Empowering healthier, wiser, freer, and more autonomous school leaders.

Project Summary

There is a nationally recognized need for new approaches to school leadership. Turnover of both principals and teachers is a serious problem for school districts across the country although it is most intense for those serving the poorest and lowest performing students. Theoretically, Servant Leadership (SL) instantiates the universal truth that service to others quenches a spiritual thirst in humans for leading lives of love and virtue while at the same time filling the functional need in modern institutions for staff who are highly engaged, productive, and resilient. 

Of the many approaches to leadership that have been proposed and examined, it is the theory most directly linked to the stakeholder theory of organizations (Freeman, 1984). This paradigm proposes that the most successful management is one which cares for and prioritizes all stakeholders, not just limited to traditional stakeholders such as employees, customers, faculty and/or students, but also including broader stakeholders such as communities and society.

The primary goals of the Cultivating Virtue in Leaders (CViL) professional development program are 1) the further development of CViL content and components, 2) the integration and pilot test of CViL-enhanced LACE, and 3) to identify and pilot test the evaluation tools necessary for the validation and national scale-up of the new program.

Research Questions

How can the explicit cultivation of the servant leadership virtues of compassionate love, humility, courage, forgiveness, future-mindedness and stewardship be integrated into in-service school leader programming such as the Leadership Academy in Character Education (LACE)?

Do in-service school leaders find the philosophy of Servant Leadership, with its explicit virtue focus relevant, acceptable and feasible within their educational context?

What concerns do in-service principals have in regards to Servant Leader virtue development and practices?

Can the servant leadership virtues, and subsequent servant leadership behaviors, be increased in school leaders through in-service professional development efforts?

Do participants perceive personal positive benefit to program participation in terms of (a) spiritual and emotional well-being, (b) ability to cope with adversities when they arise, and (c) work life spillover?

Is there a relationship between SL virtues and the successful implementation of comprehensive Character Education and the creation of a positive school climate?

Project Team

Melinda Bier

Co-Principal Investigator

Marvin Berkowitz

Co-Principal Investigator

Satabdi Samtani

Research Scientist

Billy Rucker

Media Production Director

Christohper Funk

Research Consultant

Funding Partners
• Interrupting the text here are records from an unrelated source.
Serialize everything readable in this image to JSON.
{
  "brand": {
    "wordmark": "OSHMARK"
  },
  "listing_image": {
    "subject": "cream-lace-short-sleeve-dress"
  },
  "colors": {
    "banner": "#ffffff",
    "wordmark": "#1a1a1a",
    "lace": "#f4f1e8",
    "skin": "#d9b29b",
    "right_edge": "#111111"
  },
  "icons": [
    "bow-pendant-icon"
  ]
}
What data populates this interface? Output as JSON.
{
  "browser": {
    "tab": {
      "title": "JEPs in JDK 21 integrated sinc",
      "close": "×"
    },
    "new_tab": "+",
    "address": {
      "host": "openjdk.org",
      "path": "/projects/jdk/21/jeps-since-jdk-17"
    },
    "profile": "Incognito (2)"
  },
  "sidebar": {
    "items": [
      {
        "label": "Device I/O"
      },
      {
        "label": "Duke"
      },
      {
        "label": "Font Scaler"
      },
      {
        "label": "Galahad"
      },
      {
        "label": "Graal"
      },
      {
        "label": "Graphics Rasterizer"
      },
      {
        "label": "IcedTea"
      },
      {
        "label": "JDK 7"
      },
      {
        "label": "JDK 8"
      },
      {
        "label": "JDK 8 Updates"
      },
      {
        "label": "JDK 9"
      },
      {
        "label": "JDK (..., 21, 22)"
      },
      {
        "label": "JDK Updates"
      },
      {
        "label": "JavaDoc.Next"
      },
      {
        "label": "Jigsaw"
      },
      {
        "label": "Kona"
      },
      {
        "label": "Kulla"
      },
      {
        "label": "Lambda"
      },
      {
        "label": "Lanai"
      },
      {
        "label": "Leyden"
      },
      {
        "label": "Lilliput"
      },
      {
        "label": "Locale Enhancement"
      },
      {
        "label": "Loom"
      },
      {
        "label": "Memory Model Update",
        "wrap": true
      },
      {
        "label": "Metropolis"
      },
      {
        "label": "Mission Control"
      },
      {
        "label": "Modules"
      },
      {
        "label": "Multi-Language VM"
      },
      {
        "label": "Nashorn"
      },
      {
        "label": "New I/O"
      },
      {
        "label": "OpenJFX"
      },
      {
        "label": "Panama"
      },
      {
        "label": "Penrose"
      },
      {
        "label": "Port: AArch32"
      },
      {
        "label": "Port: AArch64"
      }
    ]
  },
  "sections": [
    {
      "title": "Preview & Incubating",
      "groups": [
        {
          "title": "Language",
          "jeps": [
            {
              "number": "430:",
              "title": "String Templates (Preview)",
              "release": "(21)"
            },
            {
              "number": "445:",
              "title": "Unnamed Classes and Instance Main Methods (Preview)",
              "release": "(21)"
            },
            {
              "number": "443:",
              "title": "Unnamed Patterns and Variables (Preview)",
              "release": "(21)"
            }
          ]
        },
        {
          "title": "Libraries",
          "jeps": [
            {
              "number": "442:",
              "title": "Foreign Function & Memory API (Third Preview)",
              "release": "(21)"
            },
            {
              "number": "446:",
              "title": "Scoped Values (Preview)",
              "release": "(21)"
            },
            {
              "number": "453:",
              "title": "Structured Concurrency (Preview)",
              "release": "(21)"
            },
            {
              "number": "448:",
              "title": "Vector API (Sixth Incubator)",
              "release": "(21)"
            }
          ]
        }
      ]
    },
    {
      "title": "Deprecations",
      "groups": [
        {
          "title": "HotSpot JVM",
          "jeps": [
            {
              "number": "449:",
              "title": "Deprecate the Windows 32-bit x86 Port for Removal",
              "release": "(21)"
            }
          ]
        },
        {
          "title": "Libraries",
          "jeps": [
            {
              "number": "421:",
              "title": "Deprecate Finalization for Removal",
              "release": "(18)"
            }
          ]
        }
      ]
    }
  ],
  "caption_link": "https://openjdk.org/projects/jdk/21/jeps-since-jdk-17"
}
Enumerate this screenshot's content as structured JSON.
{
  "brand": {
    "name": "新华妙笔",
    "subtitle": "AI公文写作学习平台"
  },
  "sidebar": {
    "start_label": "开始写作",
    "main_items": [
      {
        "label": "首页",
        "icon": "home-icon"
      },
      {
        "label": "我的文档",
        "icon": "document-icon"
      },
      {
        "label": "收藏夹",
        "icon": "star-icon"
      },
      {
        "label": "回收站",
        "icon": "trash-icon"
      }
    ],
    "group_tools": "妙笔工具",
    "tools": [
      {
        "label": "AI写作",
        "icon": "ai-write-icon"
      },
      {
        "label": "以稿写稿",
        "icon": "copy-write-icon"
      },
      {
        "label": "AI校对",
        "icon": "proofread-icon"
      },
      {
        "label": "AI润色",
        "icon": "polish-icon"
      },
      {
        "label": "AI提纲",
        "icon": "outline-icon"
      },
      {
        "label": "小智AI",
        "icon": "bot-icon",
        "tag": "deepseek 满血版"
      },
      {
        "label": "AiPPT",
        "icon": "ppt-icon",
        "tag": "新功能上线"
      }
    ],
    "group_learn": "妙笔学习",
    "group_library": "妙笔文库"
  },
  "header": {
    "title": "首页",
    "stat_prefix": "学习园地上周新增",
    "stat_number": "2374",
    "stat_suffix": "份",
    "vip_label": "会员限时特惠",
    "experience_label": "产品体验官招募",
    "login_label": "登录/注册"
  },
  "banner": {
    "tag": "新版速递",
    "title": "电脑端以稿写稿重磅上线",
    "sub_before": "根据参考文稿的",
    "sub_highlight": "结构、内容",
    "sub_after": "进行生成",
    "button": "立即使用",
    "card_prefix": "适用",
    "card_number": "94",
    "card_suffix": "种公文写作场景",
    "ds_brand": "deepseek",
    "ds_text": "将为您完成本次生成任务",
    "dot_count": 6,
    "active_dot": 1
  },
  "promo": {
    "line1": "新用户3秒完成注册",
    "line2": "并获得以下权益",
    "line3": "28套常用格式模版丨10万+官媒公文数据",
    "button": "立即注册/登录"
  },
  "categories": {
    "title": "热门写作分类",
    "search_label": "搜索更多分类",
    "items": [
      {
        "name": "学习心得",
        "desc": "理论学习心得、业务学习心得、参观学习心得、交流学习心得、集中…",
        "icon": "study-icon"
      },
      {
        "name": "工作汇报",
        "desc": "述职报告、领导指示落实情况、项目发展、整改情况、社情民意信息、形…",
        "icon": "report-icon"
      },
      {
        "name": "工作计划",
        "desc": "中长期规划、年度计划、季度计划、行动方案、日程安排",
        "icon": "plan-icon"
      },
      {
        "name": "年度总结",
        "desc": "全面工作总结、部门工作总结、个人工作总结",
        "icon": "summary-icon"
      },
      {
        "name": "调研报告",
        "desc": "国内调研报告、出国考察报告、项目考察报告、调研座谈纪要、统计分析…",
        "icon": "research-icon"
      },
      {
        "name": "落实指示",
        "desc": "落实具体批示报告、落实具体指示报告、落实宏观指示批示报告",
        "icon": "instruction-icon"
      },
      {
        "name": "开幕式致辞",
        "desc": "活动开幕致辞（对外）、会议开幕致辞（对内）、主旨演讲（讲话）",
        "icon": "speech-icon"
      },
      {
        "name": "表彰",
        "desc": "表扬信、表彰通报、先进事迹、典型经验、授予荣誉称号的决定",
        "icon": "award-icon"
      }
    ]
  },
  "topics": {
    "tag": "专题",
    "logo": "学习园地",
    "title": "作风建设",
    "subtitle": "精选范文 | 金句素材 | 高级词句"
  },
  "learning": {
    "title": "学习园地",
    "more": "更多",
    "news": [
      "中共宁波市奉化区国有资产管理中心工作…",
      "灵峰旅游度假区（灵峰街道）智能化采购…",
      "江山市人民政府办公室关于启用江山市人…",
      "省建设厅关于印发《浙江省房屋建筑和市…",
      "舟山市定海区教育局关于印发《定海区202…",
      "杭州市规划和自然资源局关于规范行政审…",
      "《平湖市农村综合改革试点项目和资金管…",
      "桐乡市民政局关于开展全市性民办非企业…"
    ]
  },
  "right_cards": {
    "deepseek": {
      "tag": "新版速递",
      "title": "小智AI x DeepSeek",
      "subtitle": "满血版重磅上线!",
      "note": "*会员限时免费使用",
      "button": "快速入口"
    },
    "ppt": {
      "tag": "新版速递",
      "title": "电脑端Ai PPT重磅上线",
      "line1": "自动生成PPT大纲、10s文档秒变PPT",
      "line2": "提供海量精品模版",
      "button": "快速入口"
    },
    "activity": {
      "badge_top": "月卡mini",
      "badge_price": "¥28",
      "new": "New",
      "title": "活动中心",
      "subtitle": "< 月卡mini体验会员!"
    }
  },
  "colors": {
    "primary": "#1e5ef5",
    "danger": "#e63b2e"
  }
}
Funders partnered with the Center for Character and Citizenship in its mission to engage in research, education and advocacy that will foster the development of character, democratic citizenship and civil society. The CViL project is possible with the generosity of investors and supporters. Because of them, school administrators understand their purpose, build capacity and serve as leaders. We are grateful for the partnership with the following supporters: